ISLAMABAD - The United Nations warned Monday that growing attacks as well as the misuse of medical and education facilities by all parties to the Afghan conflict have reduced the availability of health care, and limited children’s access to these essential services in the past three years.
A new report jointly produced by the U.N. Assistance Mission in Afghanistan (UNAMA) and UNICEF says violence-related activities last year killed 31 health workers and personnel associated with the education sector, wounded another 58 while 115 were abducted. The figures marked a sharp increase over incidents documented in 2014.
“The report’s findings are deeply troubling.
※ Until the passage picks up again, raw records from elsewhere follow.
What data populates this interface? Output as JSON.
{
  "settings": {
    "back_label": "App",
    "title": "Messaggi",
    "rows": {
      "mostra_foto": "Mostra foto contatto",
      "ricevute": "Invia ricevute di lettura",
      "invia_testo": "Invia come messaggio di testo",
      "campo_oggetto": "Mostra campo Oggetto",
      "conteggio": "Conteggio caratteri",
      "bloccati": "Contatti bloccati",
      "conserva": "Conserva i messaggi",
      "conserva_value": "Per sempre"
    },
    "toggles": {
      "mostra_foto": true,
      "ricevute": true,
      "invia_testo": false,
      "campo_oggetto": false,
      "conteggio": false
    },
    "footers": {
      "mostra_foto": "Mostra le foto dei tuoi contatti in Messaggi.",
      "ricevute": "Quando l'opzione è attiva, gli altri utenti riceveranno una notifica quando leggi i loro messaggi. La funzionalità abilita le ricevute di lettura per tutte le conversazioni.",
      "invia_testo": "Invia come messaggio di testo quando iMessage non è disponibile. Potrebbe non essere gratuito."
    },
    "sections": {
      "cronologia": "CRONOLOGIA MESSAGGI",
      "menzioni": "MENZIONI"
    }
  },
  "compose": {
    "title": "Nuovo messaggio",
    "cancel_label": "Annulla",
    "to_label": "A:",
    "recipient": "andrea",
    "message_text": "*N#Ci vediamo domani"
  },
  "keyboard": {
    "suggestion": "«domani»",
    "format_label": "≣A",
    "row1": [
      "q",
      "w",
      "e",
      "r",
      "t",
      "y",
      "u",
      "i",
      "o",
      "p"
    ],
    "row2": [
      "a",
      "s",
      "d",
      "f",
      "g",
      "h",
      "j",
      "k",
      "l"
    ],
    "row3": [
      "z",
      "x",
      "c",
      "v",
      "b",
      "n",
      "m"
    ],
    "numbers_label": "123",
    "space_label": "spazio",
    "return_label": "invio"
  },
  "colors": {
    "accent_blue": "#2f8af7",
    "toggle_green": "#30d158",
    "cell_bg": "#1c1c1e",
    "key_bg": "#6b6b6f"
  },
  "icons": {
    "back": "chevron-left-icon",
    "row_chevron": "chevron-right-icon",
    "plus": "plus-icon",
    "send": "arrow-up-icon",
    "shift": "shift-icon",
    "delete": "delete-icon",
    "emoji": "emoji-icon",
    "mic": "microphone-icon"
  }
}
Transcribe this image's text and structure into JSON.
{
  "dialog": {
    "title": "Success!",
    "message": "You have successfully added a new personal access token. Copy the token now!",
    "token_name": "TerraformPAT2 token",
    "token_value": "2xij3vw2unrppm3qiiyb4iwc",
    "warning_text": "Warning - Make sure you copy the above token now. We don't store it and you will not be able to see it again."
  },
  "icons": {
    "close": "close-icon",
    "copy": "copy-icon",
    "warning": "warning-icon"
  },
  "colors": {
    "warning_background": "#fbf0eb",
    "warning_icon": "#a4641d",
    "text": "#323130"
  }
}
It is simply unacceptable for teachers, doctors and nurses to be subjected to violence or threats, and for schools and medical facilities to be misused or attacked,” a statement released in Kabul quoted UNAMA chief Nicholas Haysom as saying.
Haysom called on all parties to take measures to protect education and health services in Afghanistan.
The U.N. released its report as fighting has intensified across Afghanistan and reports say Afghan security forces have occupied schools in Helmand province to use them as bases against the resurgent Taliban.
The majority of the 257 incidents documented in 2015 were comprised of threats and intimidation, including death threats, assaults of health and education personnel, forced closures of schools, letters prohibiting school attendance - particularly against girls - extortion and other harmful acts, the report noted.
It also documented incidents of improvised explosive devices detonated near schools and clinics, killing and wounding health care and education personnel.
“In 2015 children increasingly struggled to access health and education services in Afghanistan due to insecurity and conflict-related violence, further exacerbated by high levels of chronic poverty throughout the country,” said Akhil Iyer, UNICEF representative in Afghanistan.
The U.N. report says conflict-related violence resulted in the partial or complete closure of more than 369 schools in 2015, affecting nearly 140,000 students and 600 teachers across Afghanistan.
It also noted attacks, threats and explicit prohibitions imposed to restrict girls’ education in the war-hit country.
“Efforts must be redoubled to enable children - particularly girls - free and safe access to medical services and education, said Danielle Bell, UNAMA human rights director.
On Sunday, UNAMA said children were almost one-third of the nearly 2,000 civilian casualties caused by the Afghan conflict in the first three months of 2016.